FOG HEART by Thomas Tessier
THRILLERS
Released: Feb. 9, 1998

"Strong dialogue and a refusal to rely on bizarre occurrences to move the story along lend distinction to what might otherwise be a run-of-the-morgue horror novel."
Easily Tessier's best novel yet (Secret Strangers, 1993, etc.), a restrained account of a girl/woman with a wild talent for seeing into the beyond. Read full book review >
HIGH CRIMES by Joseph Finder
THRILLERS
Released: Feb. 4, 1998

"Tri-Star should blow A Few Good Men right off the map. (Film rights to Tri-Star; author tour)"
Turning from international intrigue (The Zero Hour, 1996, etc.) to courtroom drama—think A Few Good Men starring a wife defending her husband—Finder spins his tightest web yet. Read full book review >
DEADLOCK by Malcolm C. MacPherson
FICTION & LITERATURE
Released: Feb. 1, 1998

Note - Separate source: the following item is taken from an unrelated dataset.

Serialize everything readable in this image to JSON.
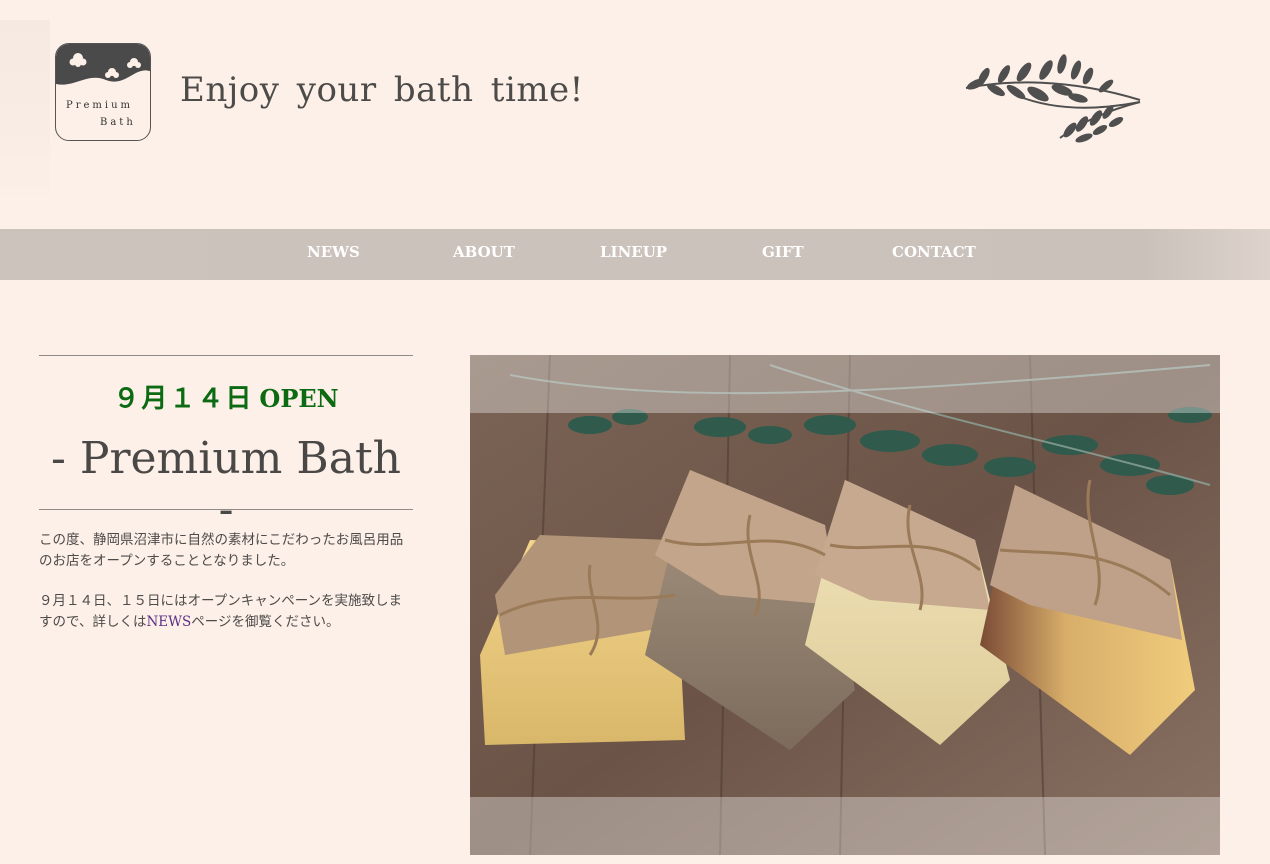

"A flashy opening gives way to a routine, albeit tangled, legal yarn that's redeemed by a quirky cast and a wide-eyed fascination with courtroom chicanery."
MacPherson (In Cahoots, 1994, etc.) offers a lively, if gimmicky, San Franciscobased legal procedural that leavens the requisite sleazy sensationalism with a Dickensian delight in oddball characters, class warfare, and courtroom arcana. Read full book review >
THE LAST HOSTAGE by John J. Nance
THRILLERS
Released: Feb. 1, 1998

"Many slam-bang special effects, and the characters are unremarkable, but Nance's streamlined narrative offers some nicely nasty twists right up to a startling, and grimly appropriate, climax."
Strongly knotted, twisty airline melodrama from Nance (Medusa's Child, 1997, etc.), an air safety analyst and retired Air Force pilot who served in Vietnam and Desert Storm, still serves as a Boeing 737 captain for a major airline, and is a licensed attorney. Read full book review >
Kirkus Interview
Kendare Blake
November 16, 2016

Bestseller Kendare Blake’s latest novel, Three Dark Crowns, a dark and inventive fantasy about three sisters who must fight to the death to become queen. In every generation on the island of Fennbirn, a set of triplets is born: three queens, all equal heirs to the crown and each possessor of a coveted magic. Mirabella is a fierce elemental, able to spark hungry flames or vicious storms at the snap of her fingers. Katharine is a poisoner, one who can ingest the deadliest poisons without so much as a stomachache. Arsinoe, a naturalist, is said to have the ability to bloom the reddest rose and control the fiercest of lions. But becoming the Queen Crowned isn’t solely a matter of royal birth. Each sister has to fight for it. The last queen standing gets the crown. “Gorgeous and bloody, tender and violent, elegant, precise, and passionate; above all, completely addicting,” our reviewer writes in a starred review. View video >